Data for the task -
=-=-=-=-=

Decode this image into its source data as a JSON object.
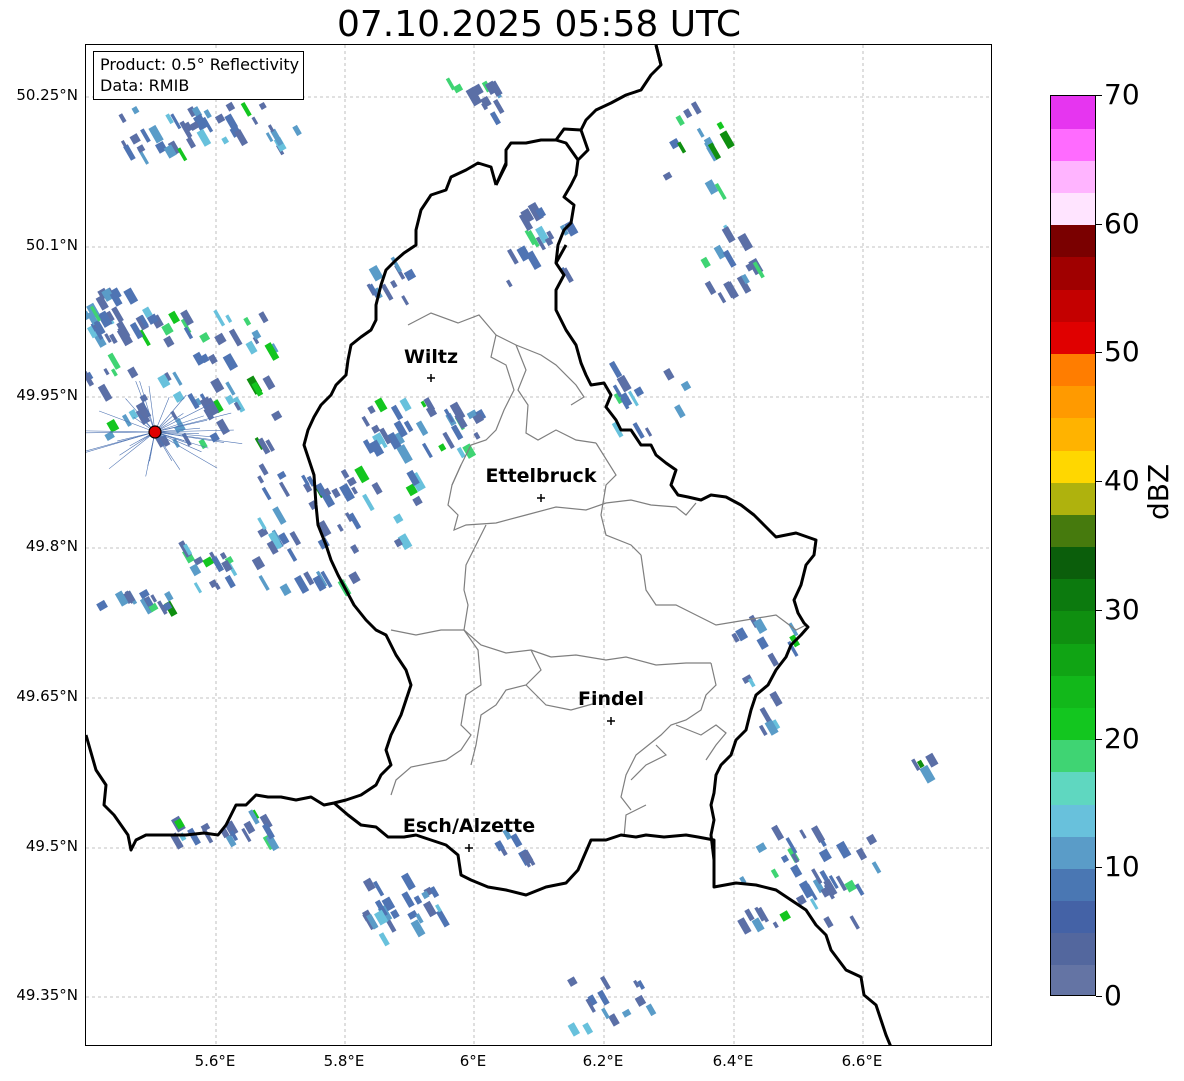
{
  "title": "07.10.2025 05:58 UTC",
  "info": {
    "product": "Product: 0.5° Reflectivity",
    "source": "Data: RMIB"
  },
  "lat_labels": [
    "50.25°N",
    "50.1°N",
    "49.95°N",
    "49.8°N",
    "49.65°N",
    "49.5°N",
    "49.35°N"
  ],
  "lon_labels": [
    "5.6°E",
    "5.8°E",
    "6°E",
    "6.2°E",
    "6.4°E",
    "6.6°E"
  ],
  "cities": [
    "Wiltz",
    "Ettelbruck",
    "Findel",
    "Esch/Alzette"
  ],
  "colorbar": {
    "unit": "dBZ",
    "tick_labels": [
      "0",
      "10",
      "20",
      "30",
      "40",
      "50",
      "60",
      "70"
    ],
    "colors": [
      "#6474a4",
      "#53679e",
      "#4462a6",
      "#4a77b3",
      "#5a9cc8",
      "#68c1dc",
      "#5fd7c0",
      "#3fd473",
      "#13c61f",
      "#12b81a",
      "#10a414",
      "#0f8f10",
      "#0c7a0e",
      "#0b5e0b",
      "#467a0d",
      "#afb20d",
      "#ffd700",
      "#ffb300",
      "#ff9a00",
      "#ff7d00",
      "#e00000",
      "#c40000",
      "#a00000",
      "#7a0000",
      "#ffe4ff",
      "#ffb4ff",
      "#ff6bff",
      "#e635f0"
    ]
  },
  "colors": {
    "border": "#000000",
    "district": "#7f7f7f",
    "grid": "#b0b0b0",
    "radar_site": "#e00000"
  }
}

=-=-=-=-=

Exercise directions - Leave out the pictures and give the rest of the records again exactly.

Solved exercise -
Decode this image into its source data as a JSON object.
{
  "title": "07.10.2025 05:58 UTC",
  "info": {
    "product": "Product: 0.5° Reflectivity",
    "source": "Data: RMIB"
  },
  "lat_labels": [
    "50.25°N",
    "50.1°N",
    "49.95°N",
    "49.8°N",
    "49.65°N",
    "49.5°N",
    "49.35°N"
  ],
  "lon_labels": [
    "5.6°E",
    "5.8°E",
    "6°E",
    "6.2°E",
    "6.4°E",
    "6.6°E"
  ],
  "cities": [
    "Wiltz",
    "Ettelbruck",
    "Findel",
    "Esch/Alzette"
  ],
  "colorbar": {
    "unit": "dBZ",
    "tick_labels": [
      "0",
      "10",
      "20",
      "30",
      "40",
      "50",
      "60",
      "70"
    ],
    "colors": [
      "#6474a4",
      "#53679e",
      "#4462a6",
      "#4a77b3",
      "#5a9cc8",
      "#68c1dc",
      "#5fd7c0",
      "#3fd473",
      "#13c61f",
      "#12b81a",
      "#10a414",
      "#0f8f10",
      "#0c7a0e",
      "#0b5e0b",
      "#467a0d",
      "#afb20d",
      "#ffd700",
      "#ffb300",
      "#ff9a00",
      "#ff7d00",
      "#e00000",
      "#c40000",
      "#a00000",
      "#7a0000",
      "#ffe4ff",
      "#ffb4ff",
      "#ff6bff",
      "#e635f0"
    ]
  },
  "colors": {
    "border": "#000000",
    "district": "#7f7f7f",
    "grid": "#b0b0b0",
    "radar_site": "#e00000"
  }
}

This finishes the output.